(Page and application data records)
%%

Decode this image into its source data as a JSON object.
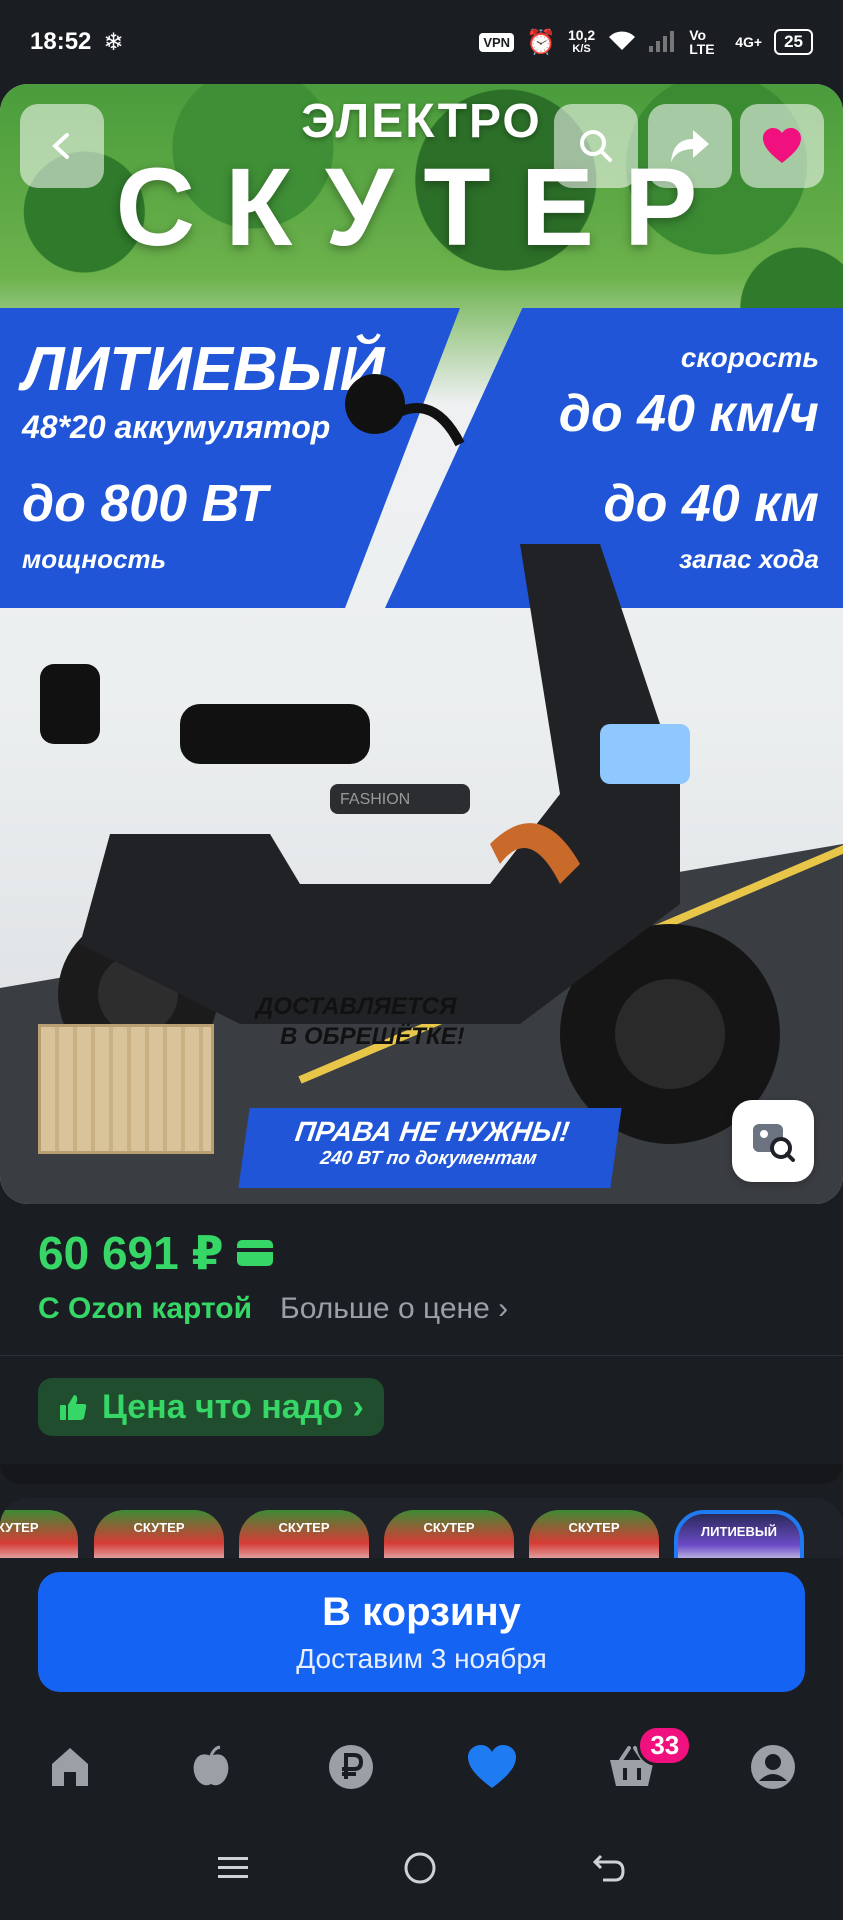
{
  "status_bar": {
    "time": "18:52",
    "vpn": "VPN",
    "speed_value": "10,2",
    "speed_unit": "K/S",
    "network_volte": "Vo LTE",
    "network_4g": "4G+",
    "battery": "25"
  },
  "hero": {
    "line1": "ЭЛЕКТРО",
    "line2": "СКУТЕР",
    "left_title": "ЛИТИЕВЫЙ",
    "left_sub": "48*20 аккумулятор",
    "left_power": "до 800 ВТ",
    "left_power_label": "мощность",
    "right_speed_label": "скорость",
    "right_speed": "до 40 км/ч",
    "right_range": "до 40 км",
    "right_range_label": "запас хода",
    "delivery_line1": "ДОСТАВЛЯЕТСЯ",
    "delivery_line2": "В ОБРЕШЁТКЕ!",
    "rights_title": "ПРАВА НЕ НУЖНЫ!",
    "rights_sub": "240 ВТ по документам",
    "scooter_brand": "FASHION"
  },
  "price": {
    "value": "60 691 ₽",
    "ozon_card": "С Ozon картой",
    "more": "Больше о цене ›",
    "deal_label": "Цена что надо ›"
  },
  "thumbnails": [
    {
      "label": "СКУТЕР"
    },
    {
      "label": "СКУТЕР"
    },
    {
      "label": "СКУТЕР"
    },
    {
      "label": "СКУТЕР"
    },
    {
      "label": "СКУТЕР"
    },
    {
      "label": "ЛИТИЕВЫЙ"
    }
  ],
  "cart": {
    "label": "В корзину",
    "delivery": "Доставим 3 ноября"
  },
  "nav": {
    "cart_badge": "33"
  },
  "colors": {
    "background": "#1a1d22",
    "price_green": "#36d667",
    "primary_blue": "#1463f3",
    "favorite_blue": "#1f7bf2",
    "badge_pink": "#f1117e",
    "banner_blue": "#1f55d6"
  },
  "icons": {
    "back": "back-arrow-icon",
    "search": "search-icon",
    "share": "share-icon",
    "favorite": "heart-icon",
    "lens": "image-search-icon",
    "home": "home-icon",
    "fresh": "apple-icon",
    "finance": "ruble-icon",
    "favorites": "heart-icon",
    "cart": "basket-icon",
    "profile": "profile-icon"
  }
}
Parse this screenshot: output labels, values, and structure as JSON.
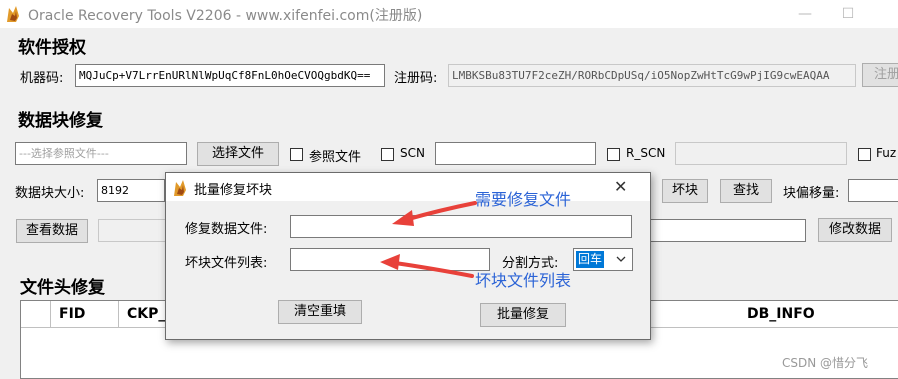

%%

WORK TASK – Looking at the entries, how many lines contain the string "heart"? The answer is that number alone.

REPLY TO THE TASK – 2